Arash Lahijani was a high school senior when he learned he could make money writing backstories for video game characters.
A friend of his had paid a Fiverr freelancer $70 to do it for a Grand Theft Auto character, he recalls — so he started researching, and realized there was a market. Even better, it was something he could do as a side hustle after school and during weekends.
A week later, in April 2021, he set himself up on Fiverr. Since then, he's earned $62,400 writing more than 400 character backstories for an online version of the video game Grand Theft Auto, according to documents reviewed by CNBC Make It.
In just his second full month on the platform, he made $9,700. "I never knew that writing could make me $10,000 in a month," Lahijani, now a 19-year-old sophomore at New York's Baruch College, tells CNBC Make It.
Unlike professionals who develop characters and plotlines for video game studios, Lahijani specifically writes for users who play Grand Theft Auto 5 Roleplay, a multiplayer computer version of the popular console game. In this iteration of the game, players have to submit character backstories to join specific servers and play with certain users.
Lahijani, whose clients range from "50-year-old dads to 15-year-old kids," doesn't make that kind of cash year-round. His extra income is reliant on how many hours he works, and as a full-time student, he can only commit three to four hours per day during the school year: In September, he only made $1,750.
Here's how Lahijani learned how to write video game character backstories and how he plans to grow his income through writing:
Lahijani says his writing skills aren't from English classes or extracurricular interests. At Baruch College, where he has a full academic scholarship, Lahijani is studying statistics and quantitative modeling.
Rather, he says his knack for storytelling comes from writing and listening to speeches. In high school, he was a grade president, the school treasurer and the founder of the computer science club. He also worked with the Nassau County district attorney's office, as part of a county initiative for school safety.
Those public speaking experiences taught him how to write a "hook" around which his speech would revolve, he says. Those same types of hooks now serve as the first and last sentences of his character backstories, he adds.
Lahijani, who goes by Jimmycanwrite on Fiverr, offers three types of packages for clients, which cost between $45 and $195 each. The most expensive option, which includes a 10-page backstory that takes about a week to write, is the most popular, he says.
For those premium stories, he asks each client about their character's birthplace, age, job, strengths and weaknesses and their goals for the future — but those details aren't required. Lahijani actually says he prefers working with little or no context, because it gives him creative license to make up a story from scratch.

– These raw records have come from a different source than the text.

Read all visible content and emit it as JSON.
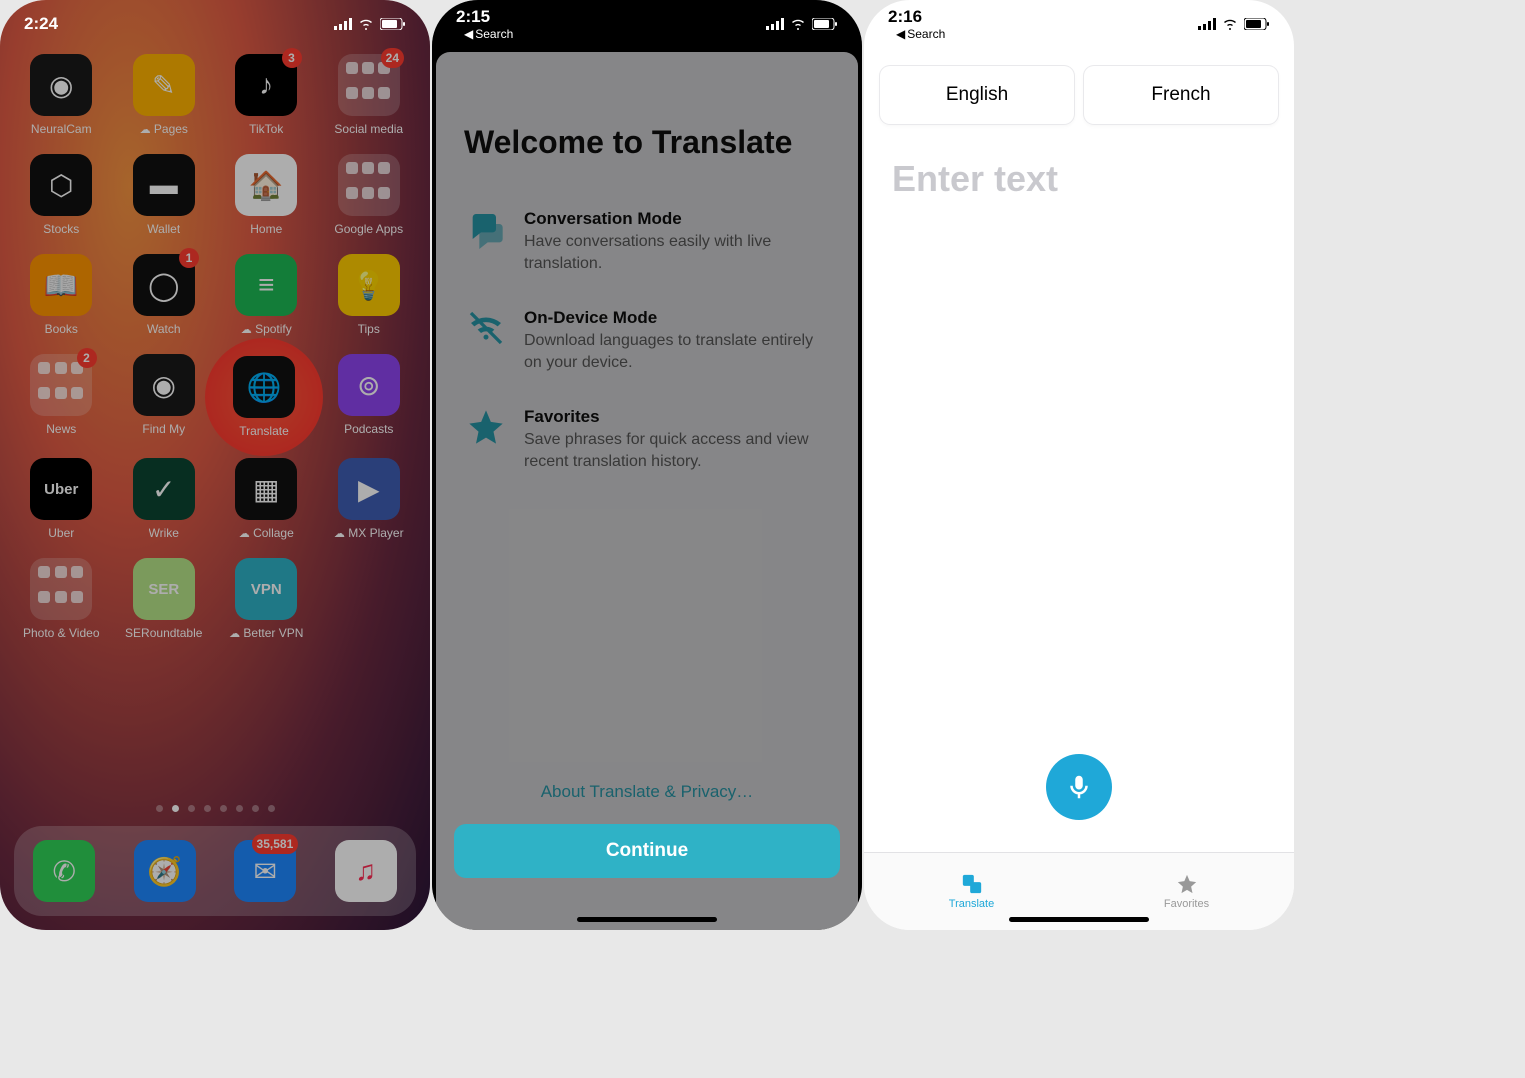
{
  "screen1": {
    "status": {
      "time": "2:24"
    },
    "apps": [
      {
        "label": "NeuralCam",
        "bg": "#1a1a1a",
        "glyph": "◉"
      },
      {
        "label": "Pages",
        "bg": "#ffb300",
        "glyph": "✎",
        "cloud": true
      },
      {
        "label": "TikTok",
        "bg": "#000",
        "glyph": "♪",
        "badge": "3"
      },
      {
        "label": "Social media",
        "folder": true,
        "badge": "24"
      },
      {
        "label": "Stocks",
        "bg": "#111",
        "glyph": "⬡"
      },
      {
        "label": "Wallet",
        "bg": "#111",
        "glyph": "▬"
      },
      {
        "label": "Home",
        "bg": "#fff",
        "glyph": "🏠"
      },
      {
        "label": "Google Apps",
        "folder": true
      },
      {
        "label": "Books",
        "bg": "#ff9500",
        "glyph": "📖"
      },
      {
        "label": "Watch",
        "bg": "#111",
        "glyph": "◯",
        "badge": "1"
      },
      {
        "label": "Spotify",
        "bg": "#1db954",
        "glyph": "≡",
        "cloud": true
      },
      {
        "label": "Tips",
        "bg": "#ffcc00",
        "glyph": "💡"
      },
      {
        "label": "News",
        "folder": true,
        "badge": "2"
      },
      {
        "label": "Find My",
        "bg": "#1a1a1a",
        "glyph": "◉",
        "accent": "#30d158"
      },
      {
        "label": "Translate",
        "bg": "#111",
        "glyph": "🌐",
        "highlight": true
      },
      {
        "label": "Podcasts",
        "bg": "#8e44ef",
        "glyph": "⊚"
      },
      {
        "label": "Uber",
        "bg": "#000",
        "glyph": "Uber",
        "text": true
      },
      {
        "label": "Wrike",
        "bg": "#0b4432",
        "glyph": "✓"
      },
      {
        "label": "Collage",
        "bg": "#111",
        "glyph": "▦",
        "cloud": true
      },
      {
        "label": "MX Player",
        "bg": "#3f5db3",
        "glyph": "▶",
        "cloud": true
      },
      {
        "label": "Photo & Video",
        "folder": true
      },
      {
        "label": "SERoundtable",
        "bg": "#b6e388",
        "glyph": "SER",
        "text": true
      },
      {
        "label": "Better VPN",
        "bg": "#2fb2c6",
        "glyph": "VPN",
        "text": true,
        "cloud": true
      }
    ],
    "dock": [
      {
        "name": "phone",
        "bg": "#30d158",
        "glyph": "✆"
      },
      {
        "name": "safari",
        "bg": "#1e88ff",
        "glyph": "🧭"
      },
      {
        "name": "mail",
        "bg": "#1e88ff",
        "glyph": "✉",
        "badge": "35,581"
      },
      {
        "name": "music",
        "bg": "#fff",
        "glyph": "♫"
      }
    ],
    "page_dots": 8,
    "active_dot": 1
  },
  "screen2": {
    "status": {
      "time": "2:15",
      "back": "Search"
    },
    "title": "Welcome to Translate",
    "features": [
      {
        "icon": "chat",
        "title": "Conversation Mode",
        "desc": "Have conversations easily with live translation."
      },
      {
        "icon": "wifi-off",
        "title": "On-Device Mode",
        "desc": "Download languages to translate entirely on your device."
      },
      {
        "icon": "star",
        "title": "Favorites",
        "desc": "Save phrases for quick access and view recent translation history."
      }
    ],
    "privacy_link": "About Translate & Privacy…",
    "continue": "Continue"
  },
  "screen3": {
    "status": {
      "time": "2:16",
      "back": "Search"
    },
    "lang_from": "English",
    "lang_to": "French",
    "placeholder": "Enter text",
    "tabs": {
      "translate": "Translate",
      "favorites": "Favorites"
    }
  }
}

Once, during a bout of writer's block, he turned on the TV and watched a weatherman. He imagined that person's backstory, and it became the plot of his next story, he says.
With every character, Lahijani makes up a life event that affected their personality, explains why they're moving to Los Santos — the fictional city where this particular game is set — and what their aspirations are.
"It's a virtual world, so if I write about a liquor store owner, that's how he'll appear in GTA, dealing with people coming in to buy alcohol," Lahijani explained. "In my mind, I'm helping my clients see their character through major life events."
Full-time writers at video game studios make an average of $56,417 per year, according to ZipRecruiter. If Lahijani made his maximum of $10,000 per month, he'd earn two times more than that.
For the most part, Lahijani uses that cash for practical things. He says he spent $12,000 on a used car and put $6,000 in a Roth IRA account.
Sometimes, he treats himself and his family. He's put some of that money toward travel, and bought his mother a $1,550 diamond necklace for Hanukkah last year, he says.
Lahijani says he doesn't plan to pursue a writing career after graduation, opting instead for finance and risk management — but he plans to keep writing as a side hustle.
One satisfied client recently asked if he would write a customized children's book for their nephew's birthday. Lahijani didn't take them up on the offer, but it helped him realize he could apply his writing skills to more than just video games.
"I never realized I could be so skillful doing this, and now I think I could use writing to help other people do other things," Lahijani says. He recently posted on Fiverr that he wants to tutor high school students on how to write college admission essays.
"I want to give people the confidence to write," he says.
Correction: This story has been updated to reflect that Lahijani bought his mother a diamond necklace for Hanukkah last year.